▸ **WORK TO BE COMPLETED**
The response should contain only those lines of the entries below that include the string "transducer".

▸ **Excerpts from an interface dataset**
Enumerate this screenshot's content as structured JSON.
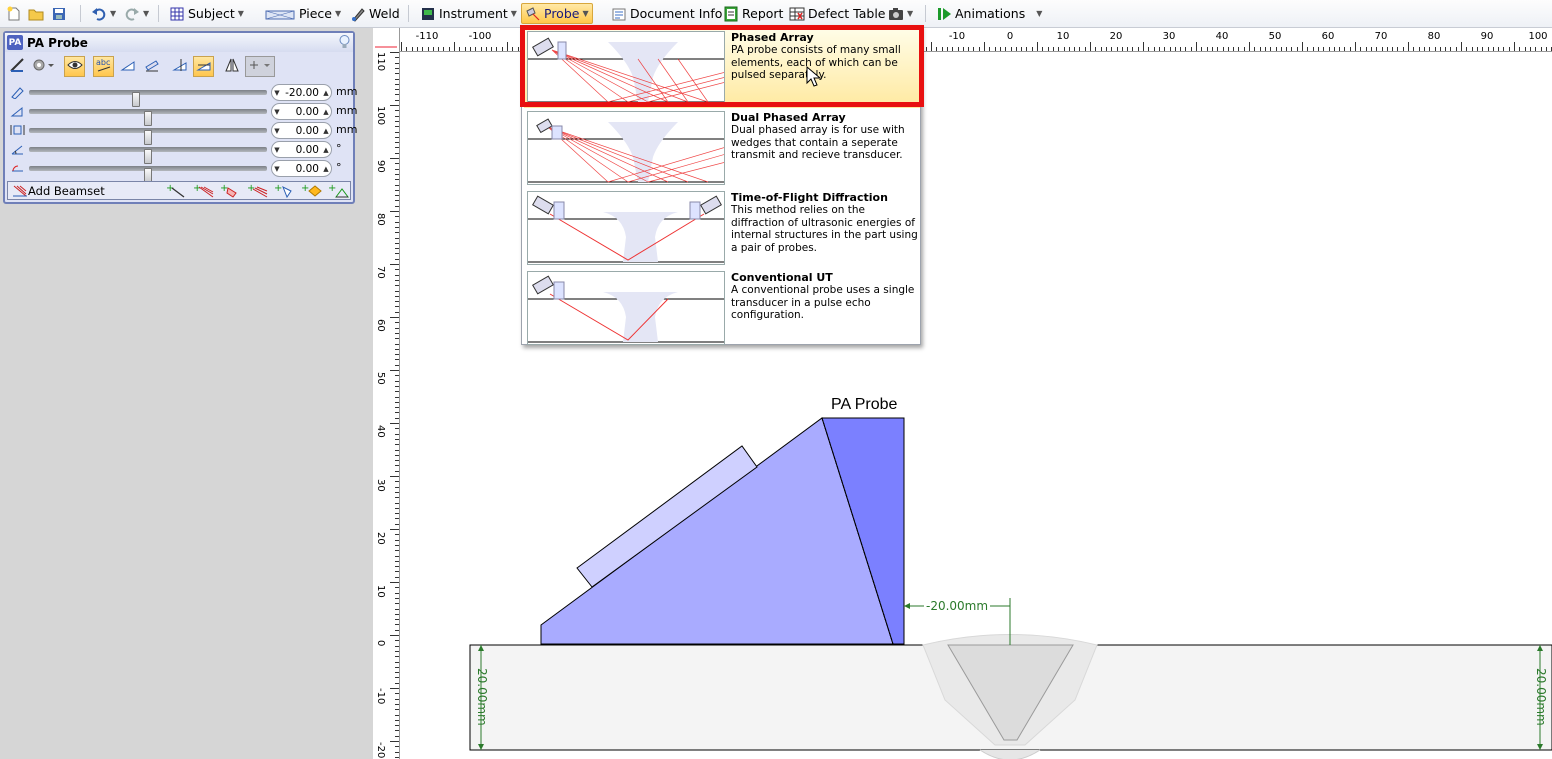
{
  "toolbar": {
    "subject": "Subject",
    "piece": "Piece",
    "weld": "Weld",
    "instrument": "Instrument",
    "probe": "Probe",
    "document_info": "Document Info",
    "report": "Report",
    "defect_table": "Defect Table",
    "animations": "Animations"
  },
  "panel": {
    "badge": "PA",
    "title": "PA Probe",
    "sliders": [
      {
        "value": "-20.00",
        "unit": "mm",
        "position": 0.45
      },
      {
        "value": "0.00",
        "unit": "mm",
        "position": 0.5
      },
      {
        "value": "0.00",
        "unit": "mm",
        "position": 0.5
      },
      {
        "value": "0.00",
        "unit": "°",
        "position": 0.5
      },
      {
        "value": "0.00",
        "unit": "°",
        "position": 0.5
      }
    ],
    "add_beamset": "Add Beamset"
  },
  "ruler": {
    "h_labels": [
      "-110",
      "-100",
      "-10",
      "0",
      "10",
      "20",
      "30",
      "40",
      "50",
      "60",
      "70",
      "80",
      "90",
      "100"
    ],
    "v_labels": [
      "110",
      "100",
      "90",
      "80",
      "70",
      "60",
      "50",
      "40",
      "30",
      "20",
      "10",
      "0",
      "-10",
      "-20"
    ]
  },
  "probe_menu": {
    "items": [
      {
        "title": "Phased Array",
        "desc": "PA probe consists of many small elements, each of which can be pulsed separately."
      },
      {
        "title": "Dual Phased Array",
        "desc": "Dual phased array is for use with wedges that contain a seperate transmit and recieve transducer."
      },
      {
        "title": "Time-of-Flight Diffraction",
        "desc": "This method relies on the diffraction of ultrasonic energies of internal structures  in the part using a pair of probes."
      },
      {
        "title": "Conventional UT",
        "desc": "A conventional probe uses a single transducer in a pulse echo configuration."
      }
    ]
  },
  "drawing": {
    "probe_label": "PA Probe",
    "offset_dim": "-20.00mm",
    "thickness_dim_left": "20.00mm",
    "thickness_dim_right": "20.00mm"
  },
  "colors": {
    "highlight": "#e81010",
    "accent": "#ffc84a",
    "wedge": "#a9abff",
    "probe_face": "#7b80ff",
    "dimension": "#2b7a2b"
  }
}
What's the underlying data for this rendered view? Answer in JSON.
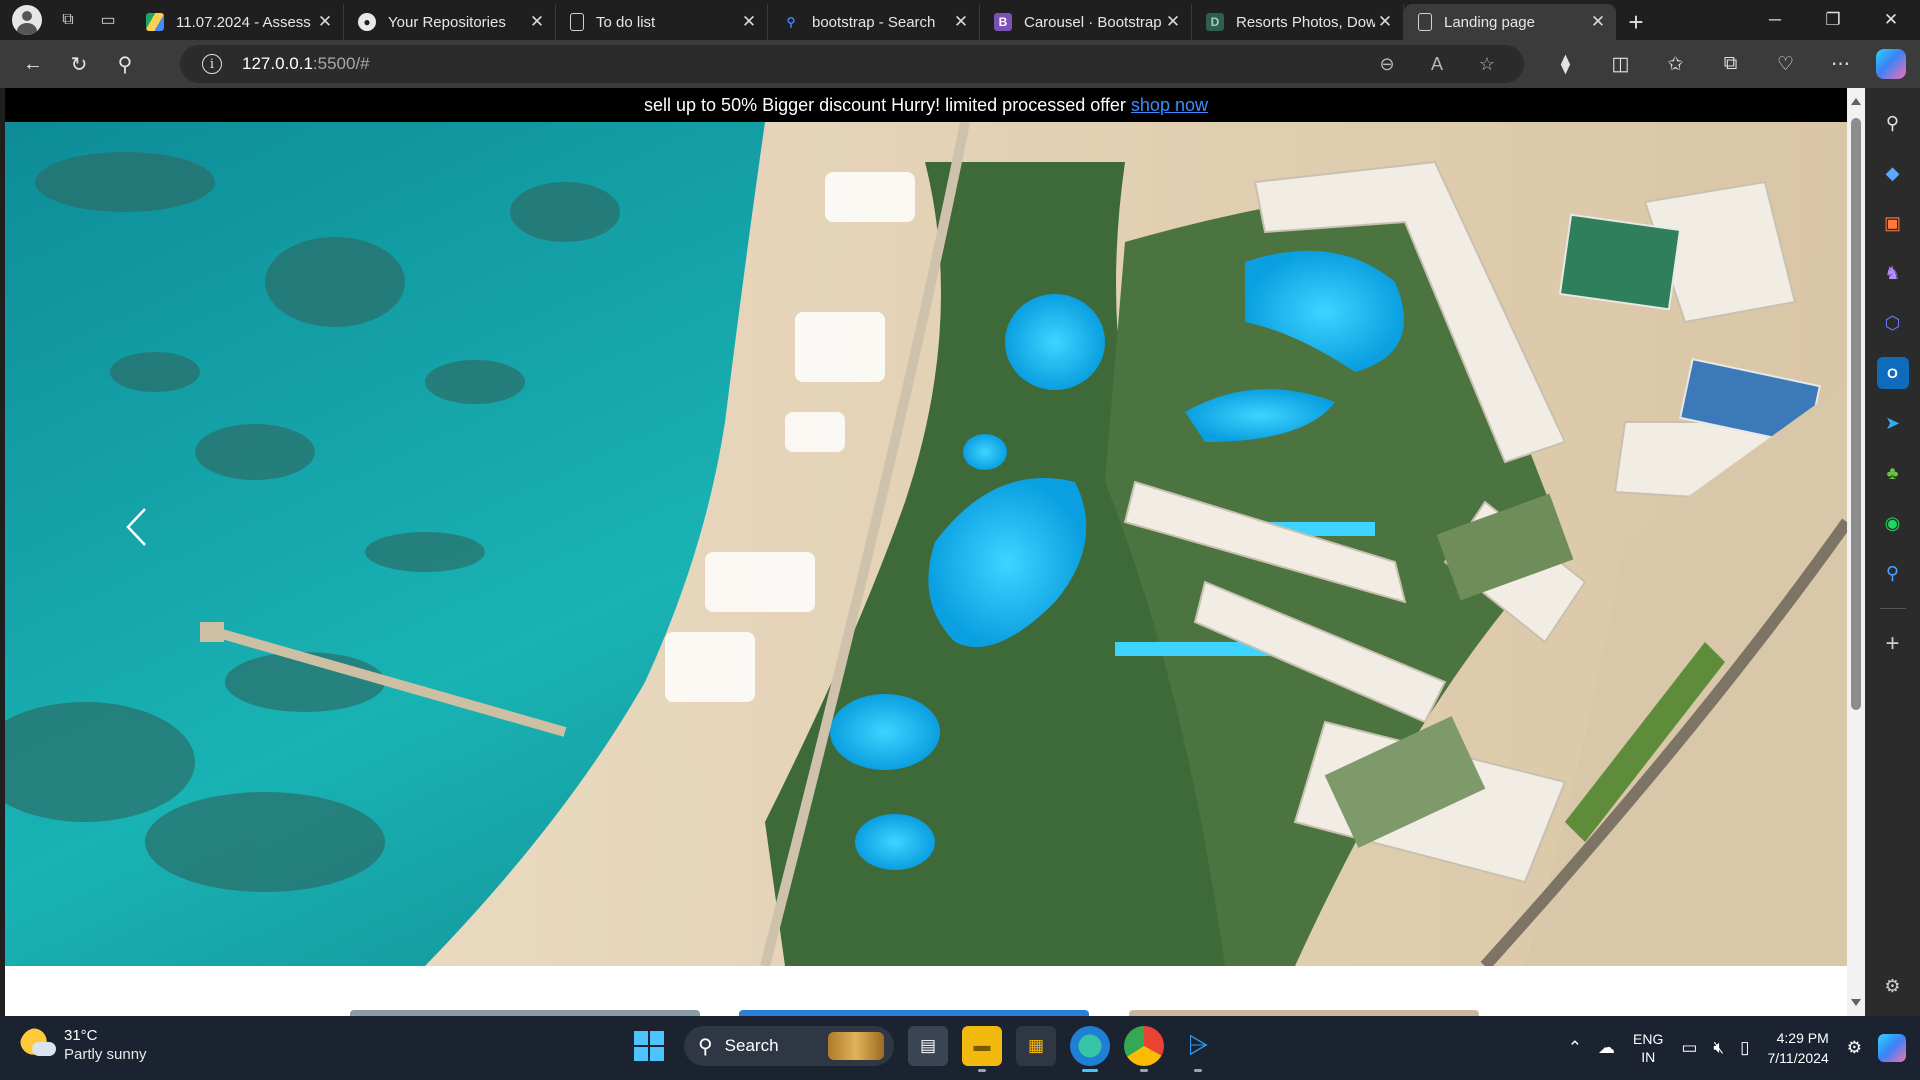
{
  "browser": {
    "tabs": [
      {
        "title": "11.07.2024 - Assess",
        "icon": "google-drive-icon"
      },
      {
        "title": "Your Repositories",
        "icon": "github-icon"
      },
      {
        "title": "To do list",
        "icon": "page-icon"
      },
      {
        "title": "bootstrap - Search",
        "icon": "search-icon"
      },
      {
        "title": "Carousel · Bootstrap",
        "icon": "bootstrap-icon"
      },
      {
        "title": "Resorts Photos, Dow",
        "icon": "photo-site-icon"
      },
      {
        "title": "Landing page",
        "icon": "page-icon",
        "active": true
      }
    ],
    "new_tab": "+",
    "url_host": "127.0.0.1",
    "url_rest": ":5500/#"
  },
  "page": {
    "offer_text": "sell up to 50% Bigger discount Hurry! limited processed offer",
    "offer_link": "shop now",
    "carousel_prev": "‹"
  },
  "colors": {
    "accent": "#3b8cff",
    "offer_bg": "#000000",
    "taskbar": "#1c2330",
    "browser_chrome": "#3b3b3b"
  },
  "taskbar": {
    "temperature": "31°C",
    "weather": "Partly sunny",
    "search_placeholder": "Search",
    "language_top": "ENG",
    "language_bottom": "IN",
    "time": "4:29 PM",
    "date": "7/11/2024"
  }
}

▸ **ANSWER SPACE**
        "desc": "Dual phased array is for use with wedges that contain a seperate transmit and recieve transducer."
        "desc": "A conventional probe uses a single transducer in a pulse echo configuration."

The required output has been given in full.